Dopamine, nicknamed the brain’s ‘feel-good’ chemical, is the main chemical that fuels addiction. Though I did not want to admit it at the time, I, like so many others, was addicted to social media.

I knew it was time to make a change. While social media wasted seven hours of my day, it also had other, longer lasting effects.

In an effort to save you from what happened to me, here are some reasons you should take a break from social media, coming from someone who loves and wants a career in social media.

  1. Social media leads to comparison. This is by far the most common issue social media users face. Users compare their appearance, jobs, financial status, friends, and family to people they have never met before.
    The worst part about this reality is that fake content leads to serious issues. Social media is a highlight reel of people’s lives; 95 percent of the time the content uploaded on social media is unrealistic and edited. This has contributed to unrealistic image standards for both men and women.
    Meg Smith, a sophomore nursing student, agreed, “Social media makes it so that we glorify celebrities and influencers. These people tend to post about their looks and extravagant lives to the rest of the world. When everyday people constantly see these unrealistic lives, that may lead to self-comparison.’’
    A study conducted in 2021 for the Journal of Psychological Research on Cyberspace found a strong correlation between social media use and eating disorders. The research found that the more individuals used social media, the more likely they were to compare themselves to others.
  2. Social media can contribute to isolation. Humans are inherently social beings; nevertheless, it’s nice sometimes to get away and spend time alone. However, too much of a good thing makes it bad. It is easy to fall into a social media rabbit hole and spend hours on your phone without even realizing you have been alone for too long.
    Ever since social media became mobile, it is more common to see a group of individuals out in public together staring at their phones. Evidently, isolation does not necessarily mean being physically alone. When people go out in public and rarely make eye contact with the people around them, that is isolation too.
  3. Information overload. There is so much information flowing through social media every second of every day. First, I like to go on social media to destress, not see 100 news stories about why I should be stressed. Second, social media is a breeding ground for ‘fake news.’ Most users do not have the time or energy to fact-check every headline, post, or story they see on social media. Regardless, seeing that much information at once can truly overload someone’s brain.
  4. Research studies have found that extensive use of social media leads to anxiety and depression. A journal article titled “A systematic review: the influence of social media on depression, anxiety and psychological distress in adolescents” includes a research study that found high social media usage rates lead to higher chances of depression and anxiety.
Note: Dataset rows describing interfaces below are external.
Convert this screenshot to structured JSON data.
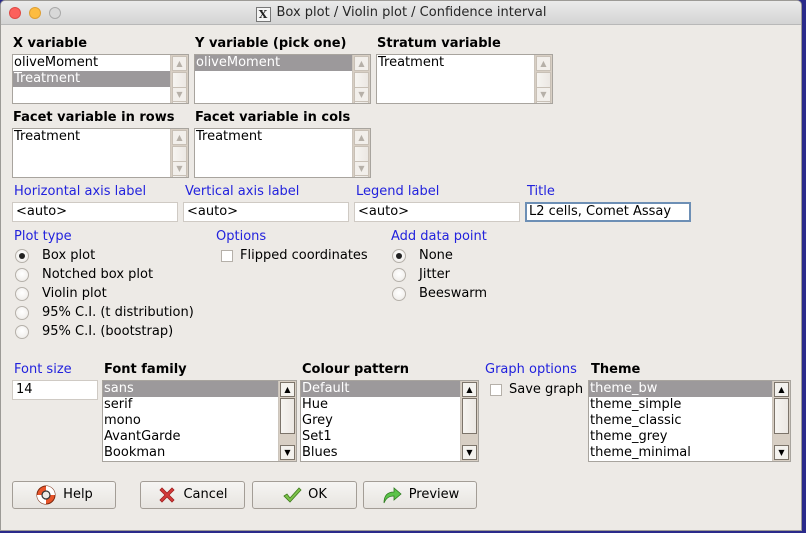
{
  "window": {
    "title": "Box plot / Violin plot / Confidence interval",
    "app_icon": "x11-icon"
  },
  "x_variable": {
    "label": "X variable",
    "items": [
      "oliveMoment",
      "Treatment"
    ],
    "selected": "Treatment"
  },
  "y_variable": {
    "label": "Y variable (pick one)",
    "items": [
      "oliveMoment"
    ],
    "selected": "oliveMoment"
  },
  "stratum_variable": {
    "label": "Stratum variable",
    "items": [
      "Treatment"
    ]
  },
  "facet_rows": {
    "label": "Facet variable in rows",
    "items": [
      "Treatment"
    ]
  },
  "facet_cols": {
    "label": "Facet variable in cols",
    "items": [
      "Treatment"
    ]
  },
  "labels": {
    "horizontal": {
      "label": "Horizontal axis label",
      "value": "<auto>"
    },
    "vertical": {
      "label": "Vertical axis label",
      "value": "<auto>"
    },
    "legend": {
      "label": "Legend label",
      "value": "<auto>"
    },
    "title": {
      "label": "Title",
      "value": "L2 cells, Comet Assay"
    }
  },
  "plot_type": {
    "label": "Plot type",
    "options": [
      "Box plot",
      "Notched box plot",
      "Violin plot",
      "95% C.I. (t distribution)",
      "95% C.I. (bootstrap)"
    ],
    "selected": "Box plot"
  },
  "options": {
    "label": "Options",
    "flipped_coordinates": {
      "label": "Flipped coordinates",
      "checked": false
    }
  },
  "add_data_point": {
    "label": "Add data point",
    "options": [
      "None",
      "Jitter",
      "Beeswarm"
    ],
    "selected": "None"
  },
  "font_size": {
    "label": "Font size",
    "value": "14"
  },
  "font_family": {
    "label": "Font family",
    "items": [
      "sans",
      "serif",
      "mono",
      "AvantGarde",
      "Bookman"
    ],
    "selected": "sans"
  },
  "colour_pattern": {
    "label": "Colour pattern",
    "items": [
      "Default",
      "Hue",
      "Grey",
      "Set1",
      "Blues"
    ],
    "selected": "Default"
  },
  "graph_options": {
    "label": "Graph options",
    "save_graph": {
      "label": "Save graph",
      "checked": false
    }
  },
  "theme": {
    "label": "Theme",
    "items": [
      "theme_bw",
      "theme_simple",
      "theme_classic",
      "theme_grey",
      "theme_minimal"
    ],
    "selected": "theme_bw"
  },
  "buttons": {
    "help": "Help",
    "cancel": "Cancel",
    "ok": "OK",
    "preview": "Preview"
  },
  "colors": {
    "section_label": "#2222dd",
    "selection": "#9c999b",
    "window_bg": "#edeae6"
  }
}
While there are caveats and limitations in all research studies, it doesn’t seem so far-fetched that social media can have underlying consequences.
  5. Social media wastes time. This one is pretty simple— if social media is used too much, it will waste your time. I have nothing against taking a break from real work and diving into social media for a few minutes. Nonetheless, getting caught up and distracted by social media can contribute to unhealthy procrastination.
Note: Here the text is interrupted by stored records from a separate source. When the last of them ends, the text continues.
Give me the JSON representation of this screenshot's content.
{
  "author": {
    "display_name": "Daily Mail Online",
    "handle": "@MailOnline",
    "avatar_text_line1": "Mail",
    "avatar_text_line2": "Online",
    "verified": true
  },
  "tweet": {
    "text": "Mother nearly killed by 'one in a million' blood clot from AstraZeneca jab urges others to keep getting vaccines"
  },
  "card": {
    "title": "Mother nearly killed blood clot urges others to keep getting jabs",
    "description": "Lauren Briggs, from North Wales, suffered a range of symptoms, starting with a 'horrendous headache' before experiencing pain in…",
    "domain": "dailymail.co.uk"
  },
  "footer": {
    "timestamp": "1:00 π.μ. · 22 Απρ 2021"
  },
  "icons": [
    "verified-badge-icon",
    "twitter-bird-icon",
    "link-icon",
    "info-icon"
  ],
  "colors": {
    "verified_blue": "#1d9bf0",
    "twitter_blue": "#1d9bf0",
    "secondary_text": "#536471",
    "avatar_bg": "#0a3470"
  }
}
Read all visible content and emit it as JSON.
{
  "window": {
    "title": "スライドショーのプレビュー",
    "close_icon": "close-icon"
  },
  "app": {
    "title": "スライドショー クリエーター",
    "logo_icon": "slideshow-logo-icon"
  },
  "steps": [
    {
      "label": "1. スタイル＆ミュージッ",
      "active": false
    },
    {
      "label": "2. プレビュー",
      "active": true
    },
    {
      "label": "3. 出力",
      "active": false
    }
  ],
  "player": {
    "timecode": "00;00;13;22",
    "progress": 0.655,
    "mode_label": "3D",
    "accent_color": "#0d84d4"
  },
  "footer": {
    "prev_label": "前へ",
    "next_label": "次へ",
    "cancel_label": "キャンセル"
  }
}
    “I feel like social media can be a good or bad thing. Like if you are spending your time scrolling through TikTok, that’s a waste. But if you are working or making money off social media, that’s a different story,’’ said Justin Arp, a sophomore business student.
    Now, I am not saying everyone needs to delete all social media and never go on their phone again. Rather, it is important to have a balance. Limiting screen time is necessary to keep social media a fun, relaxing hobby rather than an addictive wormhole of overwhelming and upsetting information.